His substance is not here:
For what you see is but the smallest part
It is no uncommon thing for some, who excel in one thing, to imagine they may excel in everything, and, not content with that share of merit which every one allows them, are still catching at that which doth not belong to them. Why should a good orator affect to be a poet? Why must a celebrated divine set up for a politician? or a statesman affect the philosopher? or a mechanic the scholar or a wise man labour to be thought a wit! This is a weakness that flows from self-ignorance, and is incident to the greatest men. Nature seldom forms an universal genius, bat deals out her favours in the present state 243

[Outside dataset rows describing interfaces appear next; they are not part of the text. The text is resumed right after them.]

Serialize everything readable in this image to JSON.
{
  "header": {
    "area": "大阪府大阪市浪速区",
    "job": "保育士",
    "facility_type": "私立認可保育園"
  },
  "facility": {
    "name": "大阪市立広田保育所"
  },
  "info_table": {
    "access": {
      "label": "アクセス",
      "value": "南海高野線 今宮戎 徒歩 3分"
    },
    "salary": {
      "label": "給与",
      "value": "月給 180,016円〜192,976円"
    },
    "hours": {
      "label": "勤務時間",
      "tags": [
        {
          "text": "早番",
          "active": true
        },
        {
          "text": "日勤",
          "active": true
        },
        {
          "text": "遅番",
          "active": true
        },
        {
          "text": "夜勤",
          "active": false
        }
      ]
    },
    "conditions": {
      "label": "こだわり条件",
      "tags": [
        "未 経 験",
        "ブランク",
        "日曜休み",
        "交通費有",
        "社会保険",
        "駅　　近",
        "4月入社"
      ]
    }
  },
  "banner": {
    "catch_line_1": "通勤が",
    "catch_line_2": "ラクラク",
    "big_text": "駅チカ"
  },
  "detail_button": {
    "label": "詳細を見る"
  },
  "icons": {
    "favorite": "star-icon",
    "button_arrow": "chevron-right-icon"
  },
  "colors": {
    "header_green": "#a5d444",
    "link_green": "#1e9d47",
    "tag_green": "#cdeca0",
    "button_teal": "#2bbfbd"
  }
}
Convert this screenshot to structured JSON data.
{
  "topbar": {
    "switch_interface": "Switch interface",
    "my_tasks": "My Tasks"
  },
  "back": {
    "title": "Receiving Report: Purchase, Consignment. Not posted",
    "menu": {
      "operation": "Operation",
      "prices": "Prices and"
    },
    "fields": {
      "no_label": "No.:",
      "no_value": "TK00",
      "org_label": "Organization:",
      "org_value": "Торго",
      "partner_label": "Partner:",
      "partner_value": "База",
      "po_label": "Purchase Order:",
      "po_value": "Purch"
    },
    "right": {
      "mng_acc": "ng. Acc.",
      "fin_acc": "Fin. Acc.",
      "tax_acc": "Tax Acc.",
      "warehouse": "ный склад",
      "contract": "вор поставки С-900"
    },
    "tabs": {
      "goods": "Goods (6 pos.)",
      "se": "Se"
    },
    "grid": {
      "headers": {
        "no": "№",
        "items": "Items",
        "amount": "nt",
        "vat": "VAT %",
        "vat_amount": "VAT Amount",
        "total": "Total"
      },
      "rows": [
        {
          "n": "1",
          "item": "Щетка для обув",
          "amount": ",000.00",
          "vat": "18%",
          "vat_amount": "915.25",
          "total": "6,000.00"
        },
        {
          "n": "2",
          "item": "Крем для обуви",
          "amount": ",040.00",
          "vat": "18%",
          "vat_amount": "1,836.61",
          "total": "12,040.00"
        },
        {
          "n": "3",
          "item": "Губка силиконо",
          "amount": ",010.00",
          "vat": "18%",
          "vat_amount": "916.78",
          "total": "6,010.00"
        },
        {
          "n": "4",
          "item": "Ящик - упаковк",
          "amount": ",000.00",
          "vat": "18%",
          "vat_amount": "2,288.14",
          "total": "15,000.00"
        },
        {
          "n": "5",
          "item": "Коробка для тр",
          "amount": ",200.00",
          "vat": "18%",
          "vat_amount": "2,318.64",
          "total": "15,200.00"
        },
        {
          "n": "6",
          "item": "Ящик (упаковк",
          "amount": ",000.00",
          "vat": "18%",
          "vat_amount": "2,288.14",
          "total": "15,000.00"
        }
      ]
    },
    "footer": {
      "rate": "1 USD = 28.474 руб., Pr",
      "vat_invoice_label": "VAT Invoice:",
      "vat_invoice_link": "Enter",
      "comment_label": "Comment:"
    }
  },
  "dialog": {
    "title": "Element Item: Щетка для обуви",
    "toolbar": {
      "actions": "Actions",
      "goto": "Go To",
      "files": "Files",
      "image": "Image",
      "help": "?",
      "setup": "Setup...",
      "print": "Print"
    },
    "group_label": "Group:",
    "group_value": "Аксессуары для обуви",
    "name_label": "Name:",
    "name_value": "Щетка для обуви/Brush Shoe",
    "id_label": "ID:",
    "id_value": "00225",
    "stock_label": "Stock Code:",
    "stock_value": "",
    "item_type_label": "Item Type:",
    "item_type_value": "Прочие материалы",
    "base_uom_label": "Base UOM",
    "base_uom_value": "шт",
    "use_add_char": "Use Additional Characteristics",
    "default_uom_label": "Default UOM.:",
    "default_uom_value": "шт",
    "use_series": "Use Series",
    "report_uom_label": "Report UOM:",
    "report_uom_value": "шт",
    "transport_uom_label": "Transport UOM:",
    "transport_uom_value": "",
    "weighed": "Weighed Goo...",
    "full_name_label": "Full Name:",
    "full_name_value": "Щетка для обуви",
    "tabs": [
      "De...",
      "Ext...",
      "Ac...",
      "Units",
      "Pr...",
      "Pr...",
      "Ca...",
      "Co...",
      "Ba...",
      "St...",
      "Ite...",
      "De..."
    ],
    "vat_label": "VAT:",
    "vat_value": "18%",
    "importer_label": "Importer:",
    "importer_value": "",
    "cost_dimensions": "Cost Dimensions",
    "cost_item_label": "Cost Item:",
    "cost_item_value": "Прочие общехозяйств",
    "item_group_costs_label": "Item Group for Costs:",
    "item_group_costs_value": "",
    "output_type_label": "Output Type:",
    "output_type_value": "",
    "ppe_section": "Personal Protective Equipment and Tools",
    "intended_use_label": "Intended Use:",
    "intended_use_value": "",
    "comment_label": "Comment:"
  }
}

with a parsimonious hand. Many a man, by this foible, hath weakened a well-established reputation. Mason.
GENIUS-Divine Plan concerning.
To regard the appearance of men of genius as mere chance, or dependent on material causes alone, will be impossible to any one who views man's history, not as a vast chaos, but as the scheme of an intelligent superintending Power. There remains, then, only this alternative: to refer the appearance of every single individual to a special act of divine will and creative energy; or to recognize, in the whole succession of such individuals, one great act of the same will, expressed in an eternal, inviolable law. Each supposition has much on its side; the former seems, at first, more honourable to God, as well as to men of genius, who thus appear to derive their being more directly from an act of free will on His part; the other corresponds more to the general course of Providence, and suggests more clearly the idea of a great spiritual choir, extending in harmonious succession, through the whole history of human progress. If, however, we examine more closely, we shall find that the two sides of the dilemma are not contradictions, but different views of one great truth. Free will and necessity are, when used of God, two ways of expressing the same idea. Looking, according to our imperfect conceptions, at each separate manifestation of the Divine will, we may truly say, that by a special exercise of creative power, the heaven-born gift of genius has been bestowed on the world at such a period and among such a people. But we must guard well against representing to our minds the Divine will as a series of unconnected resolutions; it is, on the contrary, an all-embracing plan, eternal, unchanging: and thus the idea of a law, by which the periodical appearance of men of genius is regulated and fore-appointed, and the progressive intellectual development of the human race secured, harmonizes fully with what our previous conceptions would lead us to expect. Allman.
GENIUS-Different Qualities of.
Every man should examine his own genius, and advise with himself what is proper to apply himself to; for nothing can be more distant from tranquillity and happiness, than to be engaged in a course of life for which nature has rendered thee unfit; for an active life is not to be undertaken by an unactive person; nor an unactive life by an active person; to one, rest is quiet and action labour; to another, rest is labour and action quiet; & mild and timorous man should avoid a military